Dataset rows describing interfaces:
--------------------------------------------------
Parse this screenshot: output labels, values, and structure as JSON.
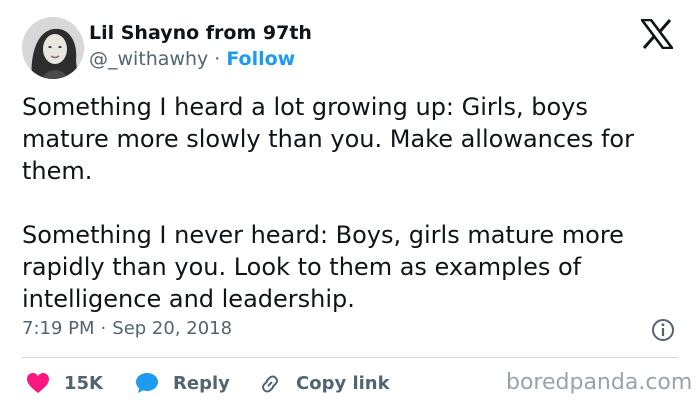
{
  "author": {
    "name": "Lil Shayno from 97th",
    "handle": "@_withawhy",
    "separator": "·",
    "follow_label": "Follow"
  },
  "tweet": {
    "paragraphs": [
      "Something I heard a lot growing up: Girls, boys mature more slowly than you. Make allowances for them.",
      "Something I never heard: Boys, girls mature more rapidly than you. Look to them as examples of intelligence and leadership."
    ],
    "time": "7:19 PM",
    "date": "Sep 20, 2018"
  },
  "actions": {
    "like_count": "15K",
    "reply_label": "Reply",
    "copy_label": "Copy link"
  },
  "watermark": "boredpanda.com",
  "colors": {
    "like": "#f91880",
    "reply": "#1d9bf0",
    "link": "#1d9bf0",
    "muted": "#536471"
  },
  "icons": {
    "brand": "x-logo-icon",
    "info": "info-icon",
    "like": "heart-icon",
    "reply": "speech-bubble-icon",
    "copy": "link-icon"
  }
}
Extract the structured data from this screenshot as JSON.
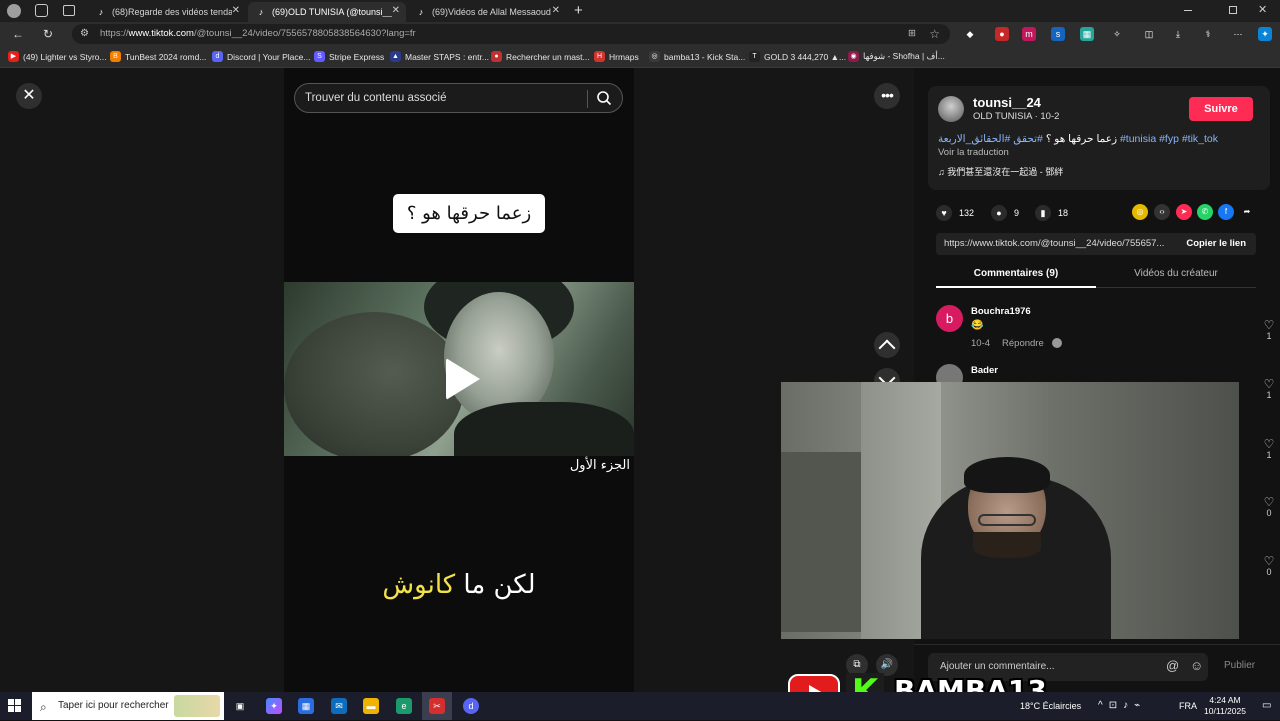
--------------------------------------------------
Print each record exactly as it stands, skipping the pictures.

Parse this screenshot: output labels, values, and structure as JSON.
{
  "author": {
    "name": "Lil Shayno from 97th",
    "handle": "@_withawhy",
    "separator": "·",
    "follow_label": "Follow"
  },
  "tweet": {
    "paragraphs": [
      "Something I heard a lot growing up: Girls, boys mature more slowly than you. Make allowances for them.",
      "Something I never heard: Boys, girls mature more rapidly than you. Look to them as examples of intelligence and leadership."
    ],
    "time": "7:19 PM",
    "date": "Sep 20, 2018"
  },
  "actions": {
    "like_count": "15K",
    "reply_label": "Reply",
    "copy_label": "Copy link"
  },
  "watermark": "boredpanda.com",
  "colors": {
    "like": "#f91880",
    "reply": "#1d9bf0",
    "link": "#1d9bf0",
    "muted": "#536471"
  },
  "icons": {
    "brand": "x-logo-icon",
    "info": "info-icon",
    "like": "heart-icon",
    "reply": "speech-bubble-icon",
    "copy": "link-icon"
  }
}
Extract the structured data from this screenshot as JSON.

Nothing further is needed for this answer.